TASK BRIEF -
Repeat the data exactly, please; no pictures belong in the copy.

Segment Open

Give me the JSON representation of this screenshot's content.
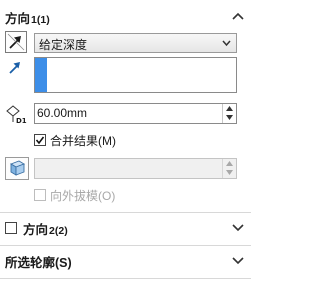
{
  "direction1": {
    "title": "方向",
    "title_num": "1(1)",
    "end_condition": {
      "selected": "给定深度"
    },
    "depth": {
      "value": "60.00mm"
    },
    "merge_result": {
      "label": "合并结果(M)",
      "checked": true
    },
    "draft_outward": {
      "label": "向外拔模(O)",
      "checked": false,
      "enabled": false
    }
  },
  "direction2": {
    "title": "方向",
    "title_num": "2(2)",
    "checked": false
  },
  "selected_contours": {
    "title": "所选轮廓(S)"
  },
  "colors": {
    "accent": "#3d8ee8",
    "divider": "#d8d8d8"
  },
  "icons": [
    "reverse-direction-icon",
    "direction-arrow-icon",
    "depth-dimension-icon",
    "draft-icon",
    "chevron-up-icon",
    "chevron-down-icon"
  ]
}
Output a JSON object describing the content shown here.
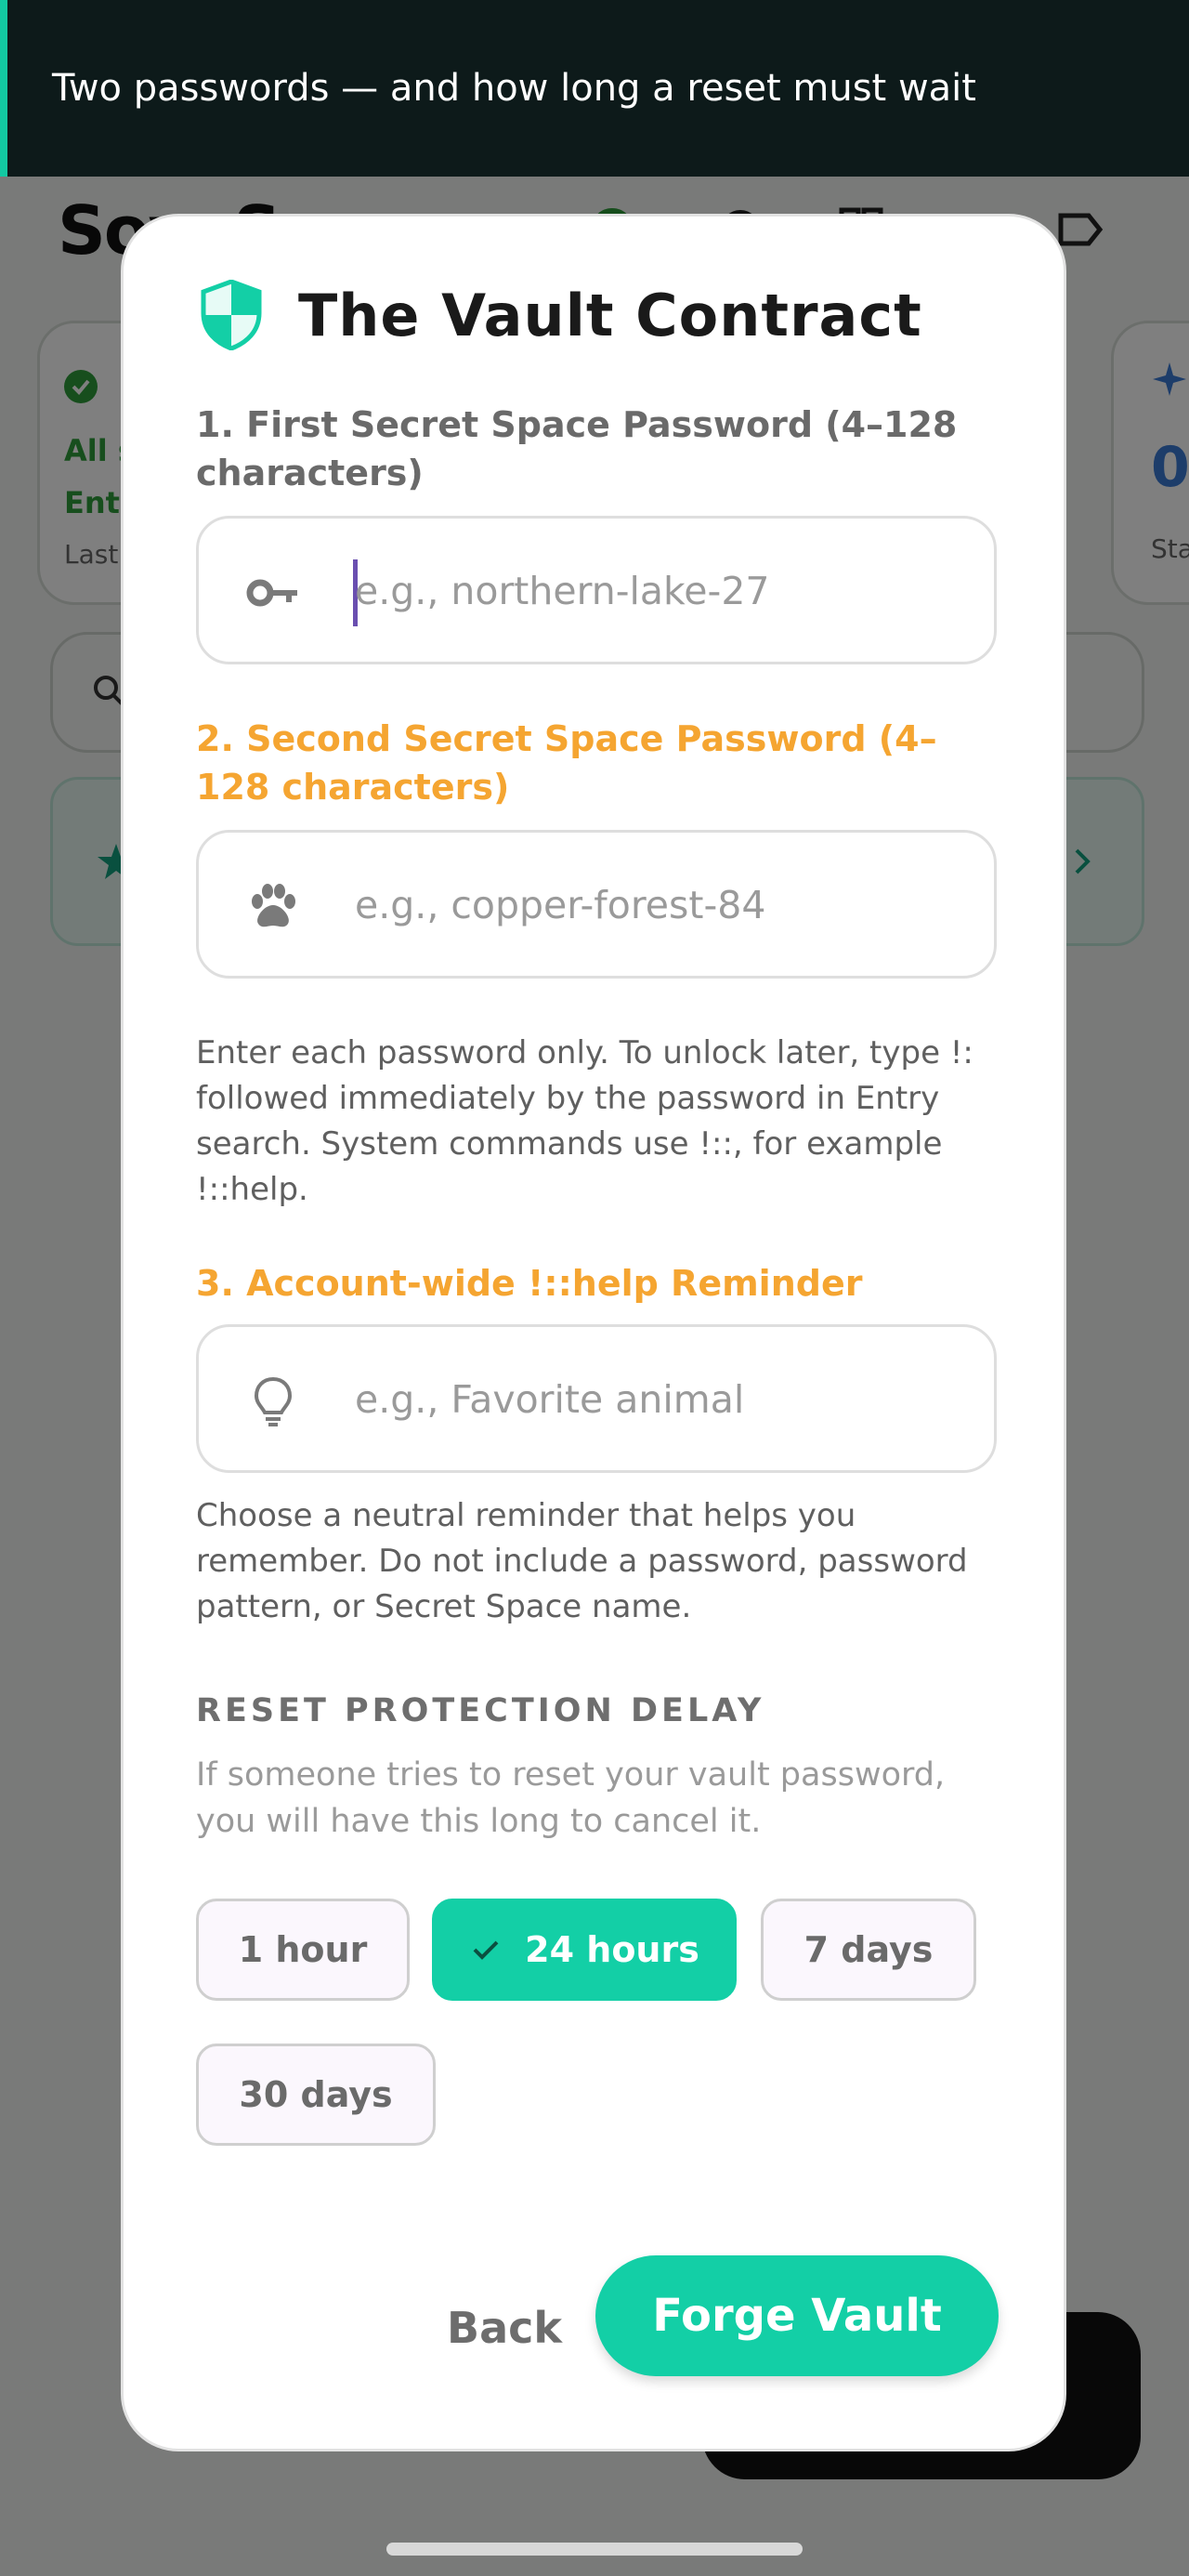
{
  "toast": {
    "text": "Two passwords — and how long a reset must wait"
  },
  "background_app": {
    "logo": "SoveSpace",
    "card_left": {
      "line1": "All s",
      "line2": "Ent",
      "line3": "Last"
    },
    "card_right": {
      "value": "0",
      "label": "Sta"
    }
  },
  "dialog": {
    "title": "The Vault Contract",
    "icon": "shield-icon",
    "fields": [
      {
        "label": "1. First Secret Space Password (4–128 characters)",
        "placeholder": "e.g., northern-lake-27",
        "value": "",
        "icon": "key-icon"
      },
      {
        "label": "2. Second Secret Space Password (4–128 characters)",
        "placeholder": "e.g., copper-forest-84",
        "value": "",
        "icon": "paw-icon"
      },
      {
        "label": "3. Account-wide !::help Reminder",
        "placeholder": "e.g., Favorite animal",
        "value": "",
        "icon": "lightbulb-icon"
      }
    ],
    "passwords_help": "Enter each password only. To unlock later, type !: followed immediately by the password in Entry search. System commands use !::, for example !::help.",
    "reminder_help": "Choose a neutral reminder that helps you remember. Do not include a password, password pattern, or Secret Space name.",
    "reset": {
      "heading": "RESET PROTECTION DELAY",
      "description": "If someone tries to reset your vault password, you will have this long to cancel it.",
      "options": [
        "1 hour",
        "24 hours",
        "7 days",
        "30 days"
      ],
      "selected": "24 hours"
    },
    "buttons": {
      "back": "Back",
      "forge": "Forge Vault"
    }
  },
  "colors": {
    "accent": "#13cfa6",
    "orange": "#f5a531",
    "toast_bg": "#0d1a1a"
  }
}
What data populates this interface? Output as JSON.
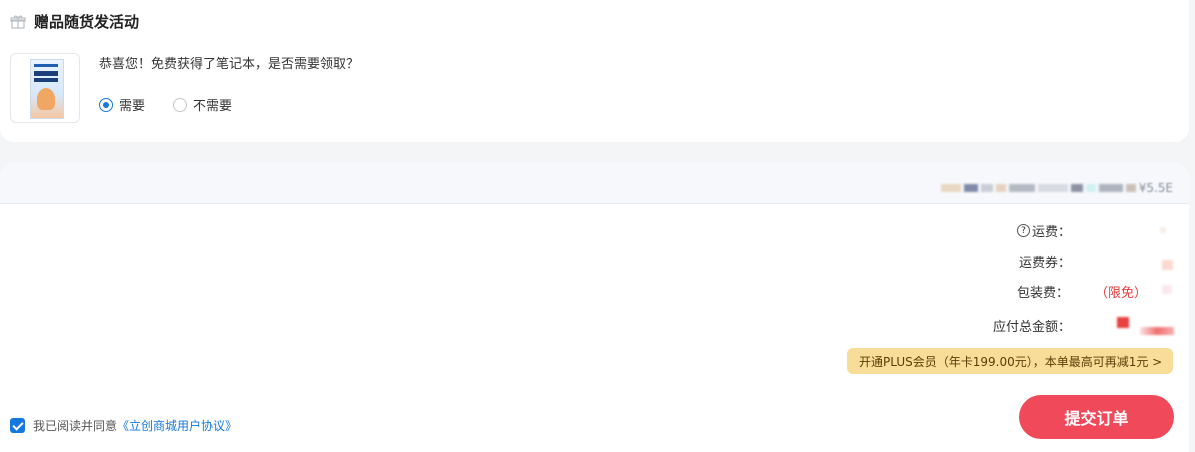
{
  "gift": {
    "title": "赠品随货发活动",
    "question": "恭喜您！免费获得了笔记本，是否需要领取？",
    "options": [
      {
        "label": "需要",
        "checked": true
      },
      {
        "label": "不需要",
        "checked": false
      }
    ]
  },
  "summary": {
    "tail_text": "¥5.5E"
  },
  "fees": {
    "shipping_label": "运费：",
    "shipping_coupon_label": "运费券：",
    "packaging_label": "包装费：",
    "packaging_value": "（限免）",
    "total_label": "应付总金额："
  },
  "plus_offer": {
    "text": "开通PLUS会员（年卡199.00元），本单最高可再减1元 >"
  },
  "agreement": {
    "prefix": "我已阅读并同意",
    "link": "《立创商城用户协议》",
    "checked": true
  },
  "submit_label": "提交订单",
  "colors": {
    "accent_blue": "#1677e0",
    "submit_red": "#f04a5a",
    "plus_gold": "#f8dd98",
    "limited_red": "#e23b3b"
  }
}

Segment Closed

TASK OUTPUT -
Give me the JSON representation of this screenshot's content.
{
  "direction1": {
    "title": "方向",
    "title_num": "1(1)",
    "end_condition": {
      "selected": "给定深度"
    },
    "depth": {
      "value": "60.00mm"
    },
    "merge_result": {
      "label": "合并结果(M)",
      "checked": true
    },
    "draft_outward": {
      "label": "向外拔模(O)",
      "checked": false,
      "enabled": false
    }
  },
  "direction2": {
    "title": "方向",
    "title_num": "2(2)",
    "checked": false
  },
  "selected_contours": {
    "title": "所选轮廓(S)"
  },
  "colors": {
    "accent": "#3d8ee8",
    "divider": "#d8d8d8"
  },
  "icons": [
    "reverse-direction-icon",
    "direction-arrow-icon",
    "depth-dimension-icon",
    "draft-icon",
    "chevron-up-icon",
    "chevron-down-icon"
  ]
}
Output a JSON object describing the content shown here.
{
  "toast": {
    "text": "Two passwords — and how long a reset must wait"
  },
  "background_app": {
    "logo": "SoveSpace",
    "card_left": {
      "line1": "All s",
      "line2": "Ent",
      "line3": "Last"
    },
    "card_right": {
      "value": "0",
      "label": "Sta"
    }
  },
  "dialog": {
    "title": "The Vault Contract",
    "icon": "shield-icon",
    "fields": [
      {
        "label": "1. First Secret Space Password (4–128 characters)",
        "placeholder": "e.g., northern-lake-27",
        "value": "",
        "icon": "key-icon"
      },
      {
        "label": "2. Second Secret Space Password (4–128 characters)",
        "placeholder": "e.g., copper-forest-84",
        "value": "",
        "icon": "paw-icon"
      },
      {
        "label": "3. Account-wide !::help Reminder",
        "placeholder": "e.g., Favorite animal",
        "value": "",
        "icon": "lightbulb-icon"
      }
    ],
    "passwords_help": "Enter each password only. To unlock later, type !: followed immediately by the password in Entry search. System commands use !::, for example !::help.",
    "reminder_help": "Choose a neutral reminder that helps you remember. Do not include a password, password pattern, or Secret Space name.",
    "reset": {
      "heading": "RESET PROTECTION DELAY",
      "description": "If someone tries to reset your vault password, you will have this long to cancel it.",
      "options": [
        "1 hour",
        "24 hours",
        "7 days",
        "30 days"
      ],
      "selected": "24 hours"
    },
    "buttons": {
      "back": "Back",
      "forge": "Forge Vault"
    }
  },
  "colors": {
    "accent": "#13cfa6",
    "orange": "#f5a531",
    "toast_bg": "#0d1a1a"
  }
}
What data populates this interface? Output as JSON.
{
  "gift": {
    "title": "赠品随货发活动",
    "question": "恭喜您！免费获得了笔记本，是否需要领取？",
    "options": [
      {
        "label": "需要",
        "checked": true
      },
      {
        "label": "不需要",
        "checked": false
      }
    ]
  },
  "summary": {
    "tail_text": "¥5.5E"
  },
  "fees": {
    "shipping_label": "运费：",
    "shipping_coupon_label": "运费券：",
    "packaging_label": "包装费：",
    "packaging_value": "（限免）",
    "total_label": "应付总金额："
  },
  "plus_offer": {
    "text": "开通PLUS会员（年卡199.00元），本单最高可再减1元 >"
  },
  "agreement": {
    "prefix": "我已阅读并同意",
    "link": "《立创商城用户协议》",
    "checked": true
  },
  "submit_label": "提交订单",
  "colors": {
    "accent_blue": "#1677e0",
    "submit_red": "#f04a5a",
    "plus_gold": "#f8dd98",
    "limited_red": "#e23b3b"
  }
}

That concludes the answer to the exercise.